» **EXERCISE INSTRUCTIONS**: A verbatim copy of each record is required.

Start of ENTRIES PROVIDED

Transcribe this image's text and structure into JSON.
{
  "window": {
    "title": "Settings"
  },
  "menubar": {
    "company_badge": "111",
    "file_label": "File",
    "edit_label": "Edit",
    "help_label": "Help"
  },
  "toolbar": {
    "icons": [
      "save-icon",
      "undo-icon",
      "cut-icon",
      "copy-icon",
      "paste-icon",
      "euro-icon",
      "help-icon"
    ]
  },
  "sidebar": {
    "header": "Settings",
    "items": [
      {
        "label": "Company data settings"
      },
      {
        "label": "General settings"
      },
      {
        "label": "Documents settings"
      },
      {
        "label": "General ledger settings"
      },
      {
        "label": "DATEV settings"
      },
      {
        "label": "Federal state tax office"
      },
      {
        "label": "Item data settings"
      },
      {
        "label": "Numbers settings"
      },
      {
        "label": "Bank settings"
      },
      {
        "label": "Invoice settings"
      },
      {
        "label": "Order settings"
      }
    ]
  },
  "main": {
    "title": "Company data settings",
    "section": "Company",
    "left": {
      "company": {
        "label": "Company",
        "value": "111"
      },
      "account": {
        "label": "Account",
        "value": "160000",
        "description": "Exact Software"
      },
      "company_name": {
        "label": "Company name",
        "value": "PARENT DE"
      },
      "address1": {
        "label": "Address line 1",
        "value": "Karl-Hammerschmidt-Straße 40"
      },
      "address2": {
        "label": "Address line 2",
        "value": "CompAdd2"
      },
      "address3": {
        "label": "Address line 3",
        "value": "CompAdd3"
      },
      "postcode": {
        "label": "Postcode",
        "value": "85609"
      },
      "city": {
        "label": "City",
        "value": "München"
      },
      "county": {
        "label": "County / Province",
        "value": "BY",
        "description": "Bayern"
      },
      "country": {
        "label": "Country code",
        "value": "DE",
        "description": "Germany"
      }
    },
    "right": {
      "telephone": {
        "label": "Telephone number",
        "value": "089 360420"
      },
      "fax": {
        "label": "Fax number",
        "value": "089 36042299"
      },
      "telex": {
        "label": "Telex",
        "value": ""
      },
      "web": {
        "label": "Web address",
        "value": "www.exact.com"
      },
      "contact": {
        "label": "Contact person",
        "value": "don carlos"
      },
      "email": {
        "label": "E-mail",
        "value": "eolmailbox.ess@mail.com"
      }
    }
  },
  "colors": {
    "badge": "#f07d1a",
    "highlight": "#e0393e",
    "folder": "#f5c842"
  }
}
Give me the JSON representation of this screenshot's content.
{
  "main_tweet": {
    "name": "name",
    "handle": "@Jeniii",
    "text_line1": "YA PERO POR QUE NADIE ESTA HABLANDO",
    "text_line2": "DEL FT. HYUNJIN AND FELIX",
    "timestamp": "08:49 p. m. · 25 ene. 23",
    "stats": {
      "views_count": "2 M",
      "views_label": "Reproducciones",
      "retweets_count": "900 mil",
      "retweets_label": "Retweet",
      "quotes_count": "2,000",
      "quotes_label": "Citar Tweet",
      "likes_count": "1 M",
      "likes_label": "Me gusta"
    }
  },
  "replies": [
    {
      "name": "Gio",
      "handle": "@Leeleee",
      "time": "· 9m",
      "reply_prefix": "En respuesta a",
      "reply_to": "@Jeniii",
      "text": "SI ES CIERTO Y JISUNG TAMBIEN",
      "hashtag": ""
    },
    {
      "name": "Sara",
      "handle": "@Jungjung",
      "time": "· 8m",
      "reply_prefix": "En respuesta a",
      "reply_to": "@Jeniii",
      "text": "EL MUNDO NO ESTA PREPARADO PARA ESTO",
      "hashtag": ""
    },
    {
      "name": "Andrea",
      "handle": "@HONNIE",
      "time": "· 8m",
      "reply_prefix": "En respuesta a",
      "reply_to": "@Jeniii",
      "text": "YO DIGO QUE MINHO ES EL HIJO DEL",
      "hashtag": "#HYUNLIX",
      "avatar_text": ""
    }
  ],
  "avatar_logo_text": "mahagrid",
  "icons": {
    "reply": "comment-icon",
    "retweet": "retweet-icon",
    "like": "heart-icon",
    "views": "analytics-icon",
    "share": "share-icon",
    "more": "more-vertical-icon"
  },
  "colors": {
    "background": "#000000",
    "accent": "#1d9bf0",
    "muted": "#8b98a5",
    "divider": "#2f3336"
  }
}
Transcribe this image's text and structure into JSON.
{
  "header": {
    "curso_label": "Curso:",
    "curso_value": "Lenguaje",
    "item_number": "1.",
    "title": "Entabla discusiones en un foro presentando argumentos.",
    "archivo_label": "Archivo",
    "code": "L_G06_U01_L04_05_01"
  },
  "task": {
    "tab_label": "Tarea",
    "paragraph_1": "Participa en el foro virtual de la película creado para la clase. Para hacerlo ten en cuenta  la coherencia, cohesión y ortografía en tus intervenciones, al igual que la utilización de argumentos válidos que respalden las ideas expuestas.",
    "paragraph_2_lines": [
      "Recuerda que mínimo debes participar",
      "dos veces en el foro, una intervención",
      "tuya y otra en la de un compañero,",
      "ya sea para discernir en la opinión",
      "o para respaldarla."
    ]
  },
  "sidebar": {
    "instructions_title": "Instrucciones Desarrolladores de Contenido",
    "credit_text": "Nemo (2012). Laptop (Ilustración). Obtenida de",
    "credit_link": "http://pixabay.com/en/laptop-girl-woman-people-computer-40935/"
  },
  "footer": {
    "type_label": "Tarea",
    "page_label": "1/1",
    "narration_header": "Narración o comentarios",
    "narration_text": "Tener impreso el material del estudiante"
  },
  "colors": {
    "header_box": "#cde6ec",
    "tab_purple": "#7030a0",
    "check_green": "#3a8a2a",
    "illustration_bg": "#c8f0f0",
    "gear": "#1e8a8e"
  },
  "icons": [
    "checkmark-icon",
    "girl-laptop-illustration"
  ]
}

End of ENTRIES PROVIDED

» **REPLY TO THE EXERCISE**:
Transcribe this image's text and structure into JSON.
{
  "window": {
    "title": "Settings"
  },
  "menubar": {
    "company_badge": "111",
    "file_label": "File",
    "edit_label": "Edit",
    "help_label": "Help"
  },
  "toolbar": {
    "icons": [
      "save-icon",
      "undo-icon",
      "cut-icon",
      "copy-icon",
      "paste-icon",
      "euro-icon",
      "help-icon"
    ]
  },
  "sidebar": {
    "header": "Settings",
    "items": [
      {
        "label": "Company data settings"
      },
      {
        "label": "General settings"
      },
      {
        "label": "Documents settings"
      },
      {
        "label": "General ledger settings"
      },
      {
        "label": "DATEV settings"
      },
      {
        "label": "Federal state tax office"
      },
      {
        "label": "Item data settings"
      },
      {
        "label": "Numbers settings"
      },
      {
        "label": "Bank settings"
      },
      {
        "label": "Invoice settings"
      },
      {
        "label": "Order settings"
      }
    ]
  },
  "main": {
    "title": "Company data settings",
    "section": "Company",
    "left": {
      "company": {
        "label": "Company",
        "value": "111"
      },
      "account": {
        "label": "Account",
        "value": "160000",
        "description": "Exact Software"
      },
      "company_name": {
        "label": "Company name",
        "value": "PARENT DE"
      },
      "address1": {
        "label": "Address line 1",
        "value": "Karl-Hammerschmidt-Straße 40"
      },
      "address2": {
        "label": "Address line 2",
        "value": "CompAdd2"
      },
      "address3": {
        "label": "Address line 3",
        "value": "CompAdd3"
      },
      "postcode": {
        "label": "Postcode",
        "value": "85609"
      },
      "city": {
        "label": "City",
        "value": "München"
      },
      "county": {
        "label": "County / Province",
        "value": "BY",
        "description": "Bayern"
      },
      "country": {
        "label": "Country code",
        "value": "DE",
        "description": "Germany"
      }
    },
    "right": {
      "telephone": {
        "label": "Telephone number",
        "value": "089 360420"
      },
      "fax": {
        "label": "Fax number",
        "value": "089 36042299"
      },
      "telex": {
        "label": "Telex",
        "value": ""
      },
      "web": {
        "label": "Web address",
        "value": "www.exact.com"
      },
      "contact": {
        "label": "Contact person",
        "value": "don carlos"
      },
      "email": {
        "label": "E-mail",
        "value": "eolmailbox.ess@mail.com"
      }
    }
  },
  "colors": {
    "badge": "#f07d1a",
    "highlight": "#e0393e",
    "folder": "#f5c842"
  }
}
Give me the JSON representation of this screenshot's content.
{
  "main_tweet": {
    "name": "name",
    "handle": "@Jeniii",
    "text_line1": "YA PERO POR QUE NADIE ESTA HABLANDO",
    "text_line2": "DEL FT. HYUNJIN AND FELIX",
    "timestamp": "08:49 p. m. · 25 ene. 23",
    "stats": {
      "views_count": "2 M",
      "views_label": "Reproducciones",
      "retweets_count": "900 mil",
      "retweets_label": "Retweet",
      "quotes_count": "2,000",
      "quotes_label": "Citar Tweet",
      "likes_count": "1 M",
      "likes_label": "Me gusta"
    }
  },
  "replies": [
    {
      "name": "Gio",
      "handle": "@Leeleee",
      "time": "· 9m",
      "reply_prefix": "En respuesta a",
      "reply_to": "@Jeniii",
      "text": "SI ES CIERTO Y JISUNG TAMBIEN",
      "hashtag": ""
    },
    {
      "name": "Sara",
      "handle": "@Jungjung",
      "time": "· 8m",
      "reply_prefix": "En respuesta a",
      "reply_to": "@Jeniii",
      "text": "EL MUNDO NO ESTA PREPARADO PARA ESTO",
      "hashtag": ""
    },
    {
      "name": "Andrea",
      "handle": "@HONNIE",
      "time": "· 8m",
      "reply_prefix": "En respuesta a",
      "reply_to": "@Jeniii",
      "text": "YO DIGO QUE MINHO ES EL HIJO DEL",
      "hashtag": "#HYUNLIX",
      "avatar_text": ""
    }
  ],
  "avatar_logo_text": "mahagrid",
  "icons": {
    "reply": "comment-icon",
    "retweet": "retweet-icon",
    "like": "heart-icon",
    "views": "analytics-icon",
    "share": "share-icon",
    "more": "more-vertical-icon"
  },
  "colors": {
    "background": "#000000",
    "accent": "#1d9bf0",
    "muted": "#8b98a5",
    "divider": "#2f3336"
  }
}
Transcribe this image's text and structure into JSON.
{
  "header": {
    "curso_label": "Curso:",
    "curso_value": "Lenguaje",
    "item_number": "1.",
    "title": "Entabla discusiones en un foro presentando argumentos.",
    "archivo_label": "Archivo",
    "code": "L_G06_U01_L04_05_01"
  },
  "task": {
    "tab_label": "Tarea",
    "paragraph_1": "Participa en el foro virtual de la película creado para la clase. Para hacerlo ten en cuenta  la coherencia, cohesión y ortografía en tus intervenciones, al igual que la utilización de argumentos válidos que respalden las ideas expuestas.",
    "paragraph_2_lines": [
      "Recuerda que mínimo debes participar",
      "dos veces en el foro, una intervención",
      "tuya y otra en la de un compañero,",
      "ya sea para discernir en la opinión",
      "o para respaldarla."
    ]
  },
  "sidebar": {
    "instructions_title": "Instrucciones Desarrolladores de Contenido",
    "credit_text": "Nemo (2012). Laptop (Ilustración). Obtenida de",
    "credit_link": "http://pixabay.com/en/laptop-girl-woman-people-computer-40935/"
  },
  "footer": {
    "type_label": "Tarea",
    "page_label": "1/1",
    "narration_header": "Narración o comentarios",
    "narration_text": "Tener impreso el material del estudiante"
  },
  "colors": {
    "header_box": "#cde6ec",
    "tab_purple": "#7030a0",
    "check_green": "#3a8a2a",
    "illustration_bg": "#c8f0f0",
    "gear": "#1e8a8e"
  },
  "icons": [
    "checkmark-icon",
    "girl-laptop-illustration"
  ]
}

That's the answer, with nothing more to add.